Trench Town – the birthplace of Reggae music and Reggae icons such as Bob Marley, Peter Tosh, Bunny Wailer, Toots & the Maytals, has deservedly been celebrated in numerous songs – Trench Town and Trench Town Rock to name a few. Trench Town, is a landmark for reggae aficionados around the world as Prince Harry’s visit to Trench Town’s Culture Yard last year proves. The rebirth of the cradle of our music, Reggae music, is fitting at a time when we’re looking towards ‘A New Dawn’ and I must say how pleased I am to see the start of these restoration works as they build on our cultural tourism product and the array of attractions Kingston – the Creative City - has to offer.

I have said it on several occasions that as a Ministry we see tourism and entertainment as an apt match, as they complement each other. The Entertainment Division, Entertainment Advisory Board, where JaRIA is represented, and other private and public sector stakeholders are working to ensure that all elements of Jamaica’s creative sectors are developed and nurtured through the implementation of appropriate policies and legislation. This collaborative approach will ensure that the full economic benefits that have always come from the hearts and minds of the Jamaican people will accrue to our artists so that this nation will achieve growth.

I know JaRIA has a comprehensive calendar for Reggae Month including the Annual Bob Marley Lecture, Reggae Wednesdays at Emancipation Park and the remembrance of Dennis Brown. Many of these are noted as calendar events on the Jamaica Tourist Board’s website that stimulate travel and enquiries from overseas visitors. The Ministry of Tourism & Entertainment through the JTB has consistently funded Reggae Month as we see the value of preserving Jamaican music. 

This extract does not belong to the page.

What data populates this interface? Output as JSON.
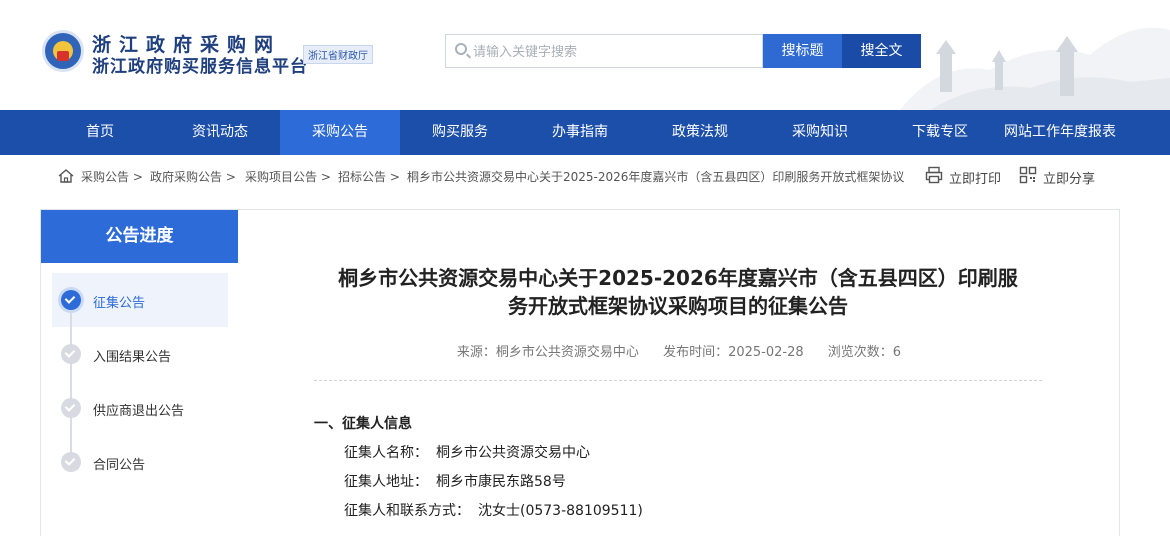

Finally, I believe that Tourism and Entertainment are two industries that must work hand in hand towards the sustainable growth and development of our nation. I look forward to working with JaRIA and other industry associations towards accomplishing this end and encourage all Jamaicans to join together in supporting the events and activities organized in celebration of Reggae Month 2013.

Thank You.